(Web page and app entries)
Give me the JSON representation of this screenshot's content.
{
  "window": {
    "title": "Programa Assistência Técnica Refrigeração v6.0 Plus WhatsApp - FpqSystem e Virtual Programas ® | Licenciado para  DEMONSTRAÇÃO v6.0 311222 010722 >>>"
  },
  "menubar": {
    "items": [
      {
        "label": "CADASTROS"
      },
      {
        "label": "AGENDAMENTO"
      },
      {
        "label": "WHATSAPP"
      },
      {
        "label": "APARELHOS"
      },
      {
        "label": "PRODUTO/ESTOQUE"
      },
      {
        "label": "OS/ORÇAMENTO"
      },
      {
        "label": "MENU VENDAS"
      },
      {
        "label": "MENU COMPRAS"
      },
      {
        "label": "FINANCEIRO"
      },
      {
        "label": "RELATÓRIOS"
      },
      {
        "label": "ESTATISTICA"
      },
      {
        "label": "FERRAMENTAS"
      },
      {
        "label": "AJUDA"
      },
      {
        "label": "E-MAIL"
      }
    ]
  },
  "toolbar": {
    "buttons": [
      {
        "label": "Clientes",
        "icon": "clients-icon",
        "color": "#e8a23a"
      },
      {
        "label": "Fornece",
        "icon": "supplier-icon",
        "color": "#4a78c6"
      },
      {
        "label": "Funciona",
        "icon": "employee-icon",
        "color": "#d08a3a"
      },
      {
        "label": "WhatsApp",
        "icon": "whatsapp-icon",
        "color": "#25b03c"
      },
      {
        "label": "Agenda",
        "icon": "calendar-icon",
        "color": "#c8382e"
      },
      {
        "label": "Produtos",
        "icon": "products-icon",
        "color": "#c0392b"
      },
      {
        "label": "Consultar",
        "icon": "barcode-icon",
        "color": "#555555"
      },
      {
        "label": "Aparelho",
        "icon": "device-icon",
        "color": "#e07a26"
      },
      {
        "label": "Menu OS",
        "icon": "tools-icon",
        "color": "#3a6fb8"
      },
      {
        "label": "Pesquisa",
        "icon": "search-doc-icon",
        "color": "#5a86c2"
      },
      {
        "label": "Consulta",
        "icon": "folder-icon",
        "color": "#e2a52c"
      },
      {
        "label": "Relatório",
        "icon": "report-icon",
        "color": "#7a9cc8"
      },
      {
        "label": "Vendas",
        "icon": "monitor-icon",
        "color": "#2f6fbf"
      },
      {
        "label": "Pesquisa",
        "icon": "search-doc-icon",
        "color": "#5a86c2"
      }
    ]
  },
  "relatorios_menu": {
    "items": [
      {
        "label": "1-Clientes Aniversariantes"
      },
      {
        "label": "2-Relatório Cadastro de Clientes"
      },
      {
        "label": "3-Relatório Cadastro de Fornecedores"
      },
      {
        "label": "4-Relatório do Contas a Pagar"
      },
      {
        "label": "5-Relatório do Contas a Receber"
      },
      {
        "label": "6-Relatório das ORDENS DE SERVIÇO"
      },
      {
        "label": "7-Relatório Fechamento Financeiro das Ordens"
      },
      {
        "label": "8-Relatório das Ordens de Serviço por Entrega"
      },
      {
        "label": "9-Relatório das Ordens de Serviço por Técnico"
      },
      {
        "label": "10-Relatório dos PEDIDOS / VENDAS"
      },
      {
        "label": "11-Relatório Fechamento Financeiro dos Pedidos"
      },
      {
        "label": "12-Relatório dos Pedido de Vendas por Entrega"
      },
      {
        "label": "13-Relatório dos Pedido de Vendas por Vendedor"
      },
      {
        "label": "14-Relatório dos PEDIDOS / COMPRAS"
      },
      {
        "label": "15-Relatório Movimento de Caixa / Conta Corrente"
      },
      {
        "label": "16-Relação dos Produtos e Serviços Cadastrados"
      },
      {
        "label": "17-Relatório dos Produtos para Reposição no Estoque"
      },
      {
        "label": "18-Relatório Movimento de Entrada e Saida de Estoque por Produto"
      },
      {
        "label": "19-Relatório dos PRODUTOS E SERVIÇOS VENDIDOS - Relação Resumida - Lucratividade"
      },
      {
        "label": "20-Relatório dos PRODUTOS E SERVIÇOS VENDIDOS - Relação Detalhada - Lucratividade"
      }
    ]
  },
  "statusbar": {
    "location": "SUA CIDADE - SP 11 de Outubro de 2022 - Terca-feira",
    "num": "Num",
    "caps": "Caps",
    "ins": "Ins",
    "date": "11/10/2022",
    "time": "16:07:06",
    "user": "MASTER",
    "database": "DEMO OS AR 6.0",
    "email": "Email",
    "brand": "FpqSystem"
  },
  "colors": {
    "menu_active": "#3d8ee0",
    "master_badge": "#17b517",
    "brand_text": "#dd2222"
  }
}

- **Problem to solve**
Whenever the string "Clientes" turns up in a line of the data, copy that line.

- **Solved problem**
        "label": "Clientes",
        "label": "1-Clientes Aniversariantes"
        "label": "2-Relatório Cadastro de Clientes"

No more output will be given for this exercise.